Set down the material again. Keep every line exactly as it is.

[PROVIDED RECORDS — start]

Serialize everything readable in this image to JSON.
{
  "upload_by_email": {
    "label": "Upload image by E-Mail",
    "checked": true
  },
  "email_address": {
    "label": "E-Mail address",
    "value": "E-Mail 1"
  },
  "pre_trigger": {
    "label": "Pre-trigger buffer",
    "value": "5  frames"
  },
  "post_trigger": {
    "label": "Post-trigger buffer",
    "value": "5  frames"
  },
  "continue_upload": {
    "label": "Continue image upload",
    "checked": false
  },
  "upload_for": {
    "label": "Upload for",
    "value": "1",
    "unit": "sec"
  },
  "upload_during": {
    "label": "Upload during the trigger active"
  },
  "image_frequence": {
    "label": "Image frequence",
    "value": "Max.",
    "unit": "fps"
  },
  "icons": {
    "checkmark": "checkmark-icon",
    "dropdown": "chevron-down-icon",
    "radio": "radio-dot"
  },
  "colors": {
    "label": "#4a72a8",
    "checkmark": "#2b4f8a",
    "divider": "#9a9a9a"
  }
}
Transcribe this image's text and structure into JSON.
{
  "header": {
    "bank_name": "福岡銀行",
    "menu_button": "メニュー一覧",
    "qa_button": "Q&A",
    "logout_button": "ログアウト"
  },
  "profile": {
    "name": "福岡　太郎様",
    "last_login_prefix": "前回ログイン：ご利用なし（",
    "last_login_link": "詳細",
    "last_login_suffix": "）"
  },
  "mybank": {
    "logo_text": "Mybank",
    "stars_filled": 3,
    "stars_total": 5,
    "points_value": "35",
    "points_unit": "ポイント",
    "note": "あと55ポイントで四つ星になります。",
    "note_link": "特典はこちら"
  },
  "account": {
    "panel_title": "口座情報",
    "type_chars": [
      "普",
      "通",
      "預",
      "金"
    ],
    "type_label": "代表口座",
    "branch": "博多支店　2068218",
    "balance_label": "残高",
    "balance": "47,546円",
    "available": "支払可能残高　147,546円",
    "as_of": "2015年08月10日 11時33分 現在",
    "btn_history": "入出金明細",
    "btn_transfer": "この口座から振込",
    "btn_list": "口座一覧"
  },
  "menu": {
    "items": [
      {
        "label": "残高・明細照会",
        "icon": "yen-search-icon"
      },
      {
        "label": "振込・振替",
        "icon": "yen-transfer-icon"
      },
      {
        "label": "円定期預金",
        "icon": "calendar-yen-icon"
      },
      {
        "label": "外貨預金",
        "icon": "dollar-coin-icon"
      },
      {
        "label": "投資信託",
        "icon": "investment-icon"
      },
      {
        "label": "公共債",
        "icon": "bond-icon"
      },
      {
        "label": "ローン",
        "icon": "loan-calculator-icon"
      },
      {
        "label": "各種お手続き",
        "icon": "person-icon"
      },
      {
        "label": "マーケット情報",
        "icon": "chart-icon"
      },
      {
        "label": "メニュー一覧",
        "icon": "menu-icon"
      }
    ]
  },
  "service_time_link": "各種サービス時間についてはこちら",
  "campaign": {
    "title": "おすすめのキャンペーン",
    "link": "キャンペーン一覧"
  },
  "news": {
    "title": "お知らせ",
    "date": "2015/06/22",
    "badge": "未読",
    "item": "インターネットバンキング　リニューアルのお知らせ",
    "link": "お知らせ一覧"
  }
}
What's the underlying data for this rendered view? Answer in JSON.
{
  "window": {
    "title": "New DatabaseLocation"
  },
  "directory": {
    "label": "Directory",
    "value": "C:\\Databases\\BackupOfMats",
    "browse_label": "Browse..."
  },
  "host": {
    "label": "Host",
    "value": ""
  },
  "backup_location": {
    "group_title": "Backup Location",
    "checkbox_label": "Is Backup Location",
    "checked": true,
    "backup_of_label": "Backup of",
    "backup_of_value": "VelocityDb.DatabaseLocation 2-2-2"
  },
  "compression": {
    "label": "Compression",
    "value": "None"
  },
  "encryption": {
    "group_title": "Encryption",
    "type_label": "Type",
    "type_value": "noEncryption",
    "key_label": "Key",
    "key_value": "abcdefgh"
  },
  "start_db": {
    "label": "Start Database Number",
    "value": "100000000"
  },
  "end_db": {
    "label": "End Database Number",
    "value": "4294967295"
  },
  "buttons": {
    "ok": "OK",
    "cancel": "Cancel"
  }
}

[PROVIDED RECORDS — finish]

ANSWER SPACE
Serialize everything readable in this image to JSON.
{
  "upload_by_email": {
    "label": "Upload image by E-Mail",
    "checked": true
  },
  "email_address": {
    "label": "E-Mail address",
    "value": "E-Mail 1"
  },
  "pre_trigger": {
    "label": "Pre-trigger buffer",
    "value": "5  frames"
  },
  "post_trigger": {
    "label": "Post-trigger buffer",
    "value": "5  frames"
  },
  "continue_upload": {
    "label": "Continue image upload",
    "checked": false
  },
  "upload_for": {
    "label": "Upload for",
    "value": "1",
    "unit": "sec"
  },
  "upload_during": {
    "label": "Upload during the trigger active"
  },
  "image_frequence": {
    "label": "Image frequence",
    "value": "Max.",
    "unit": "fps"
  },
  "icons": {
    "checkmark": "checkmark-icon",
    "dropdown": "chevron-down-icon",
    "radio": "radio-dot"
  },
  "colors": {
    "label": "#4a72a8",
    "checkmark": "#2b4f8a",
    "divider": "#9a9a9a"
  }
}
Transcribe this image's text and structure into JSON.
{
  "header": {
    "bank_name": "福岡銀行",
    "menu_button": "メニュー一覧",
    "qa_button": "Q&A",
    "logout_button": "ログアウト"
  },
  "profile": {
    "name": "福岡　太郎様",
    "last_login_prefix": "前回ログイン：ご利用なし（",
    "last_login_link": "詳細",
    "last_login_suffix": "）"
  },
  "mybank": {
    "logo_text": "Mybank",
    "stars_filled": 3,
    "stars_total": 5,
    "points_value": "35",
    "points_unit": "ポイント",
    "note": "あと55ポイントで四つ星になります。",
    "note_link": "特典はこちら"
  },
  "account": {
    "panel_title": "口座情報",
    "type_chars": [
      "普",
      "通",
      "預",
      "金"
    ],
    "type_label": "代表口座",
    "branch": "博多支店　2068218",
    "balance_label": "残高",
    "balance": "47,546円",
    "available": "支払可能残高　147,546円",
    "as_of": "2015年08月10日 11時33分 現在",
    "btn_history": "入出金明細",
    "btn_transfer": "この口座から振込",
    "btn_list": "口座一覧"
  },
  "menu": {
    "items": [
      {
        "label": "残高・明細照会",
        "icon": "yen-search-icon"
      },
      {
        "label": "振込・振替",
        "icon": "yen-transfer-icon"
      },
      {
        "label": "円定期預金",
        "icon": "calendar-yen-icon"
      },
      {
        "label": "外貨預金",
        "icon": "dollar-coin-icon"
      },
      {
        "label": "投資信託",
        "icon": "investment-icon"
      },
      {
        "label": "公共債",
        "icon": "bond-icon"
      },
      {
        "label": "ローン",
        "icon": "loan-calculator-icon"
      },
      {
        "label": "各種お手続き",
        "icon": "person-icon"
      },
      {
        "label": "マーケット情報",
        "icon": "chart-icon"
      },
      {
        "label": "メニュー一覧",
        "icon": "menu-icon"
      }
    ]
  },
  "service_time_link": "各種サービス時間についてはこちら",
  "campaign": {
    "title": "おすすめのキャンペーン",
    "link": "キャンペーン一覧"
  },
  "news": {
    "title": "お知らせ",
    "date": "2015/06/22",
    "badge": "未読",
    "item": "インターネットバンキング　リニューアルのお知らせ",
    "link": "お知らせ一覧"
  }
}
What's the underlying data for this rendered view? Answer in JSON.
{
  "window": {
    "title": "New DatabaseLocation"
  },
  "directory": {
    "label": "Directory",
    "value": "C:\\Databases\\BackupOfMats",
    "browse_label": "Browse..."
  },
  "host": {
    "label": "Host",
    "value": ""
  },
  "backup_location": {
    "group_title": "Backup Location",
    "checkbox_label": "Is Backup Location",
    "checked": true,
    "backup_of_label": "Backup of",
    "backup_of_value": "VelocityDb.DatabaseLocation 2-2-2"
  },
  "compression": {
    "label": "Compression",
    "value": "None"
  },
  "encryption": {
    "group_title": "Encryption",
    "type_label": "Type",
    "type_value": "noEncryption",
    "key_label": "Key",
    "key_value": "abcdefgh"
  },
  "start_db": {
    "label": "Start Database Number",
    "value": "100000000"
  },
  "end_db": {
    "label": "End Database Number",
    "value": "4294967295"
  },
  "buttons": {
    "ok": "OK",
    "cancel": "Cancel"
  }
}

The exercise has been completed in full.